== Segment start ==

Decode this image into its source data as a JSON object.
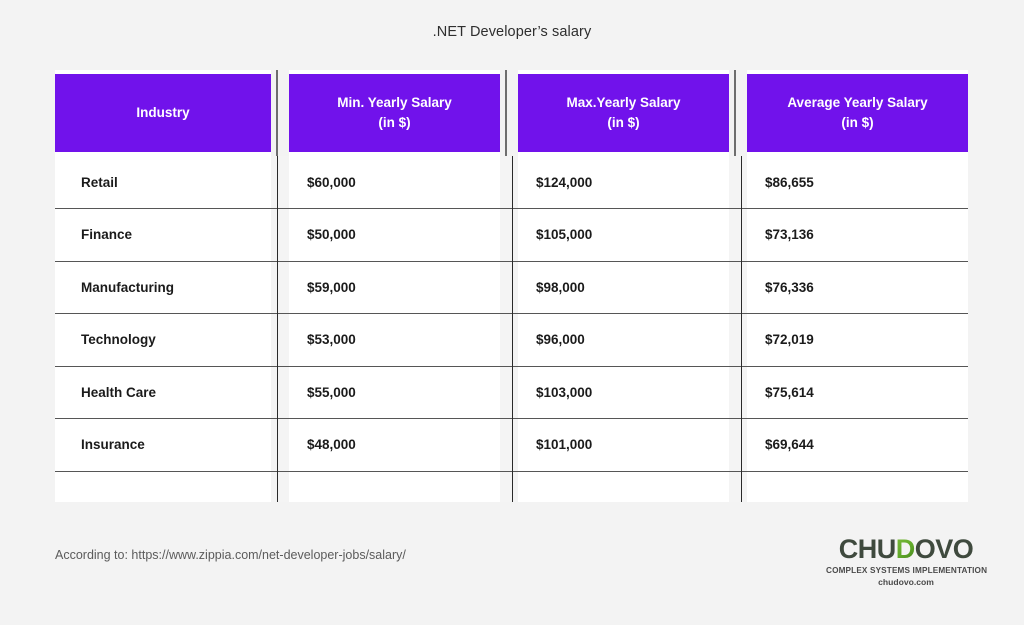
{
  "document": {
    "title": ".NET Developer’s salary",
    "background_color": "#f3f3f3",
    "accent_color": "#7112eb"
  },
  "table": {
    "headers": [
      {
        "line1": "Industry",
        "line2": ""
      },
      {
        "line1": "Min. Yearly Salary",
        "line2": "(in $)"
      },
      {
        "line1": "Max.Yearly Salary",
        "line2": "(in $)"
      },
      {
        "line1": "Average Yearly Salary",
        "line2": "(in $)"
      }
    ],
    "rows": [
      {
        "industry": "Retail",
        "min": "$60,000",
        "max": "$124,000",
        "avg": "$86,655"
      },
      {
        "industry": "Finance",
        "min": "$50,000",
        "max": "$105,000",
        "avg": "$73,136"
      },
      {
        "industry": "Manufacturing",
        "min": "$59,000",
        "max": "$98,000",
        "avg": "$76,336"
      },
      {
        "industry": "Technology",
        "min": "$53,000",
        "max": "$96,000",
        "avg": "$72,019"
      },
      {
        "industry": "Health Care",
        "min": "$55,000",
        "max": "$103,000",
        "avg": "$75,614"
      },
      {
        "industry": "Insurance",
        "min": "$48,000",
        "max": "$101,000",
        "avg": "$69,644"
      },
      {
        "industry": "",
        "min": "",
        "max": "",
        "avg": ""
      }
    ]
  },
  "footer": {
    "source": "According to: https://www.zippia.com/net-developer-jobs/salary/"
  },
  "logo": {
    "part1": "CHU",
    "part_green": "D",
    "part2": "OVO",
    "tagline": "COMPLEX SYSTEMS IMPLEMENTATION",
    "site": "chudovo.com",
    "green": "#5fa829"
  },
  "chart_data": {
    "type": "table",
    "title": ".NET Developer’s salary",
    "columns": [
      "Industry",
      "Min. Yearly Salary (in $)",
      "Max.Yearly Salary (in $)",
      "Average Yearly Salary (in $)"
    ],
    "categories": [
      "Retail",
      "Finance",
      "Manufacturing",
      "Technology",
      "Health Care",
      "Insurance"
    ],
    "series": [
      {
        "name": "Min. Yearly Salary (in $)",
        "values": [
          60000,
          50000,
          59000,
          53000,
          55000,
          48000
        ]
      },
      {
        "name": "Max.Yearly Salary (in $)",
        "values": [
          124000,
          105000,
          98000,
          96000,
          103000,
          101000
        ]
      },
      {
        "name": "Average Yearly Salary (in $)",
        "values": [
          86655,
          73136,
          76336,
          72019,
          75614,
          69644
        ]
      }
    ],
    "source": "According to: https://www.zippia.com/net-developer-jobs/salary/"
  }
}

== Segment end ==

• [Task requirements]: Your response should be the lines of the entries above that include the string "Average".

• [Output for this exercise]:
        "line1": "Average Yearly Salary",
      "Average Yearly Salary (in $)"
        "name": "Average Yearly Salary (in $)",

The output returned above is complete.